"""
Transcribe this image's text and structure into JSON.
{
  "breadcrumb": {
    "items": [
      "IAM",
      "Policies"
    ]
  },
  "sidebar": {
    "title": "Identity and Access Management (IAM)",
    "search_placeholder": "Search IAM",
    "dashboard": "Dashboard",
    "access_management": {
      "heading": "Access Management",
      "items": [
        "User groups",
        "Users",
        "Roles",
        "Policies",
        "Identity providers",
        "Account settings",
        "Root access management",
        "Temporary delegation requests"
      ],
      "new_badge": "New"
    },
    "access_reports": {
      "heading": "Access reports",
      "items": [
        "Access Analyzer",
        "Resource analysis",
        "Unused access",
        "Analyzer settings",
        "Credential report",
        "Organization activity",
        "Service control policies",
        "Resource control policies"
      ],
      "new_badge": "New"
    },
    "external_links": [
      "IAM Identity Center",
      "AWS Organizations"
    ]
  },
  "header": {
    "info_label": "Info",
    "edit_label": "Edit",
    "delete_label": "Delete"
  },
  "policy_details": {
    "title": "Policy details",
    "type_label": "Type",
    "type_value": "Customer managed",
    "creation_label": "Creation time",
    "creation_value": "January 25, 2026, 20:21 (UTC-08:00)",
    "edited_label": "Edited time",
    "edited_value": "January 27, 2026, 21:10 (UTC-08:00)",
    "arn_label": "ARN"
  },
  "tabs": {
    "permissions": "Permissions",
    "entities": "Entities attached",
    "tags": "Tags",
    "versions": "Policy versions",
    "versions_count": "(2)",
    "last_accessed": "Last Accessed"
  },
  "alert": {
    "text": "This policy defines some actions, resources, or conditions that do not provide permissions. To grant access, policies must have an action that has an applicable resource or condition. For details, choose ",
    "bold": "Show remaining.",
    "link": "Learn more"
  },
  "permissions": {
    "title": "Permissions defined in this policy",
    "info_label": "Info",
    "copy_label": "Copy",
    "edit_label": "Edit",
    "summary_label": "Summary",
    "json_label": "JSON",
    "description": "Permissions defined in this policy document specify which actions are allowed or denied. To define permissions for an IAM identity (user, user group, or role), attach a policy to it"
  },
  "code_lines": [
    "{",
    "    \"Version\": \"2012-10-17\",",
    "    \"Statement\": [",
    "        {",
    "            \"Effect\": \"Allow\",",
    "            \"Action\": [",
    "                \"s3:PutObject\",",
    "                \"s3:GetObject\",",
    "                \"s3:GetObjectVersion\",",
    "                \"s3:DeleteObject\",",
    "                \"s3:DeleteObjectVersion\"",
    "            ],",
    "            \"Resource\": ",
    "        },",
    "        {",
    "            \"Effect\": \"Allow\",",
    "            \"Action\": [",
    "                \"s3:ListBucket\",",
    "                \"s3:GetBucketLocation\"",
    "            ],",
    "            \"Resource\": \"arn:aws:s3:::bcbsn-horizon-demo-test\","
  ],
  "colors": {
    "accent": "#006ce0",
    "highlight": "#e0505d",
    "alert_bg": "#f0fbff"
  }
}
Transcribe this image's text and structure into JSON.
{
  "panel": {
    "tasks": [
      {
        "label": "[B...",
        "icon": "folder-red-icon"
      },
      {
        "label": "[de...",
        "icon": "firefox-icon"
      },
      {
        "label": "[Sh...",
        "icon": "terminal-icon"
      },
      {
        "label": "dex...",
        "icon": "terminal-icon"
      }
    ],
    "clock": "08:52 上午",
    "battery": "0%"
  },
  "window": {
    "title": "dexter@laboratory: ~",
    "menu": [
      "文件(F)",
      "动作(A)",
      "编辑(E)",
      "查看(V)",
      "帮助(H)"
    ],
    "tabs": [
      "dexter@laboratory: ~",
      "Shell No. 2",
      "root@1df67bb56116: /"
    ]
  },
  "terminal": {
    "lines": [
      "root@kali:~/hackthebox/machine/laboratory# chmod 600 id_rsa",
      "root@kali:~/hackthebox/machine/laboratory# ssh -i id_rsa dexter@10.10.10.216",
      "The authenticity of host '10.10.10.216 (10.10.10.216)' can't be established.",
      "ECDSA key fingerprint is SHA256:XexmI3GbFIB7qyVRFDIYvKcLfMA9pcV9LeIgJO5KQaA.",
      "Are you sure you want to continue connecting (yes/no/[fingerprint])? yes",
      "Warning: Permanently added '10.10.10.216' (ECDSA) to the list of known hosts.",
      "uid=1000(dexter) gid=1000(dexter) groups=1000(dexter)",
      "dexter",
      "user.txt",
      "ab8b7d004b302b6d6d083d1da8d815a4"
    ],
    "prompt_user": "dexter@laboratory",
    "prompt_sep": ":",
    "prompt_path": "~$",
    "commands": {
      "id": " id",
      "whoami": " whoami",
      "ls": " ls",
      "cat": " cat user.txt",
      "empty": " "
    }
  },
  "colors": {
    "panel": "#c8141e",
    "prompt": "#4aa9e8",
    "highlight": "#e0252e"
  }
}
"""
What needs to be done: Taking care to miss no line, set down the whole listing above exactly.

Result:
Transcribe this image's text and structure into JSON.
{
  "breadcrumb": {
    "items": [
      "IAM",
      "Policies"
    ]
  },
  "sidebar": {
    "title": "Identity and Access Management (IAM)",
    "search_placeholder": "Search IAM",
    "dashboard": "Dashboard",
    "access_management": {
      "heading": "Access Management",
      "items": [
        "User groups",
        "Users",
        "Roles",
        "Policies",
        "Identity providers",
        "Account settings",
        "Root access management",
        "Temporary delegation requests"
      ],
      "new_badge": "New"
    },
    "access_reports": {
      "heading": "Access reports",
      "items": [
        "Access Analyzer",
        "Resource analysis",
        "Unused access",
        "Analyzer settings",
        "Credential report",
        "Organization activity",
        "Service control policies",
        "Resource control policies"
      ],
      "new_badge": "New"
    },
    "external_links": [
      "IAM Identity Center",
      "AWS Organizations"
    ]
  },
  "header": {
    "info_label": "Info",
    "edit_label": "Edit",
    "delete_label": "Delete"
  },
  "policy_details": {
    "title": "Policy details",
    "type_label": "Type",
    "type_value": "Customer managed",
    "creation_label": "Creation time",
    "creation_value": "January 25, 2026, 20:21 (UTC-08:00)",
    "edited_label": "Edited time",
    "edited_value": "January 27, 2026, 21:10 (UTC-08:00)",
    "arn_label": "ARN"
  },
  "tabs": {
    "permissions": "Permissions",
    "entities": "Entities attached",
    "tags": "Tags",
    "versions": "Policy versions",
    "versions_count": "(2)",
    "last_accessed": "Last Accessed"
  },
  "alert": {
    "text": "This policy defines some actions, resources, or conditions that do not provide permissions. To grant access, policies must have an action that has an applicable resource or condition. For details, choose ",
    "bold": "Show remaining.",
    "link": "Learn more"
  },
  "permissions": {
    "title": "Permissions defined in this policy",
    "info_label": "Info",
    "copy_label": "Copy",
    "edit_label": "Edit",
    "summary_label": "Summary",
    "json_label": "JSON",
    "description": "Permissions defined in this policy document specify which actions are allowed or denied. To define permissions for an IAM identity (user, user group, or role), attach a policy to it"
  },
  "code_lines": [
    "{",
    "    \"Version\": \"2012-10-17\",",
    "    \"Statement\": [",
    "        {",
    "            \"Effect\": \"Allow\",",
    "            \"Action\": [",
    "                \"s3:PutObject\",",
    "                \"s3:GetObject\",",
    "                \"s3:GetObjectVersion\",",
    "                \"s3:DeleteObject\",",
    "                \"s3:DeleteObjectVersion\"",
    "            ],",
    "            \"Resource\": ",
    "        },",
    "        {",
    "            \"Effect\": \"Allow\",",
    "            \"Action\": [",
    "                \"s3:ListBucket\",",
    "                \"s3:GetBucketLocation\"",
    "            ],",
    "            \"Resource\": \"arn:aws:s3:::bcbsn-horizon-demo-test\","
  ],
  "colors": {
    "accent": "#006ce0",
    "highlight": "#e0505d",
    "alert_bg": "#f0fbff"
  }
}
Transcribe this image's text and structure into JSON.
{
  "panel": {
    "tasks": [
      {
        "label": "[B...",
        "icon": "folder-red-icon"
      },
      {
        "label": "[de...",
        "icon": "firefox-icon"
      },
      {
        "label": "[Sh...",
        "icon": "terminal-icon"
      },
      {
        "label": "dex...",
        "icon": "terminal-icon"
      }
    ],
    "clock": "08:52 上午",
    "battery": "0%"
  },
  "window": {
    "title": "dexter@laboratory: ~",
    "menu": [
      "文件(F)",
      "动作(A)",
      "编辑(E)",
      "查看(V)",
      "帮助(H)"
    ],
    "tabs": [
      "dexter@laboratory: ~",
      "Shell No. 2",
      "root@1df67bb56116: /"
    ]
  },
  "terminal": {
    "lines": [
      "root@kali:~/hackthebox/machine/laboratory# chmod 600 id_rsa",
      "root@kali:~/hackthebox/machine/laboratory# ssh -i id_rsa dexter@10.10.10.216",
      "The authenticity of host '10.10.10.216 (10.10.10.216)' can't be established.",
      "ECDSA key fingerprint is SHA256:XexmI3GbFIB7qyVRFDIYvKcLfMA9pcV9LeIgJO5KQaA.",
      "Are you sure you want to continue connecting (yes/no/[fingerprint])? yes",
      "Warning: Permanently added '10.10.10.216' (ECDSA) to the list of known hosts.",
      "uid=1000(dexter) gid=1000(dexter) groups=1000(dexter)",
      "dexter",
      "user.txt",
      "ab8b7d004b302b6d6d083d1da8d815a4"
    ],
    "prompt_user": "dexter@laboratory",
    "prompt_sep": ":",
    "prompt_path": "~$",
    "commands": {
      "id": " id",
      "whoami": " whoami",
      "ls": " ls",
      "cat": " cat user.txt",
      "empty": " "
    }
  },
  "colors": {
    "panel": "#c8141e",
    "prompt": "#4aa9e8",
    "highlight": "#e0252e"
  }
}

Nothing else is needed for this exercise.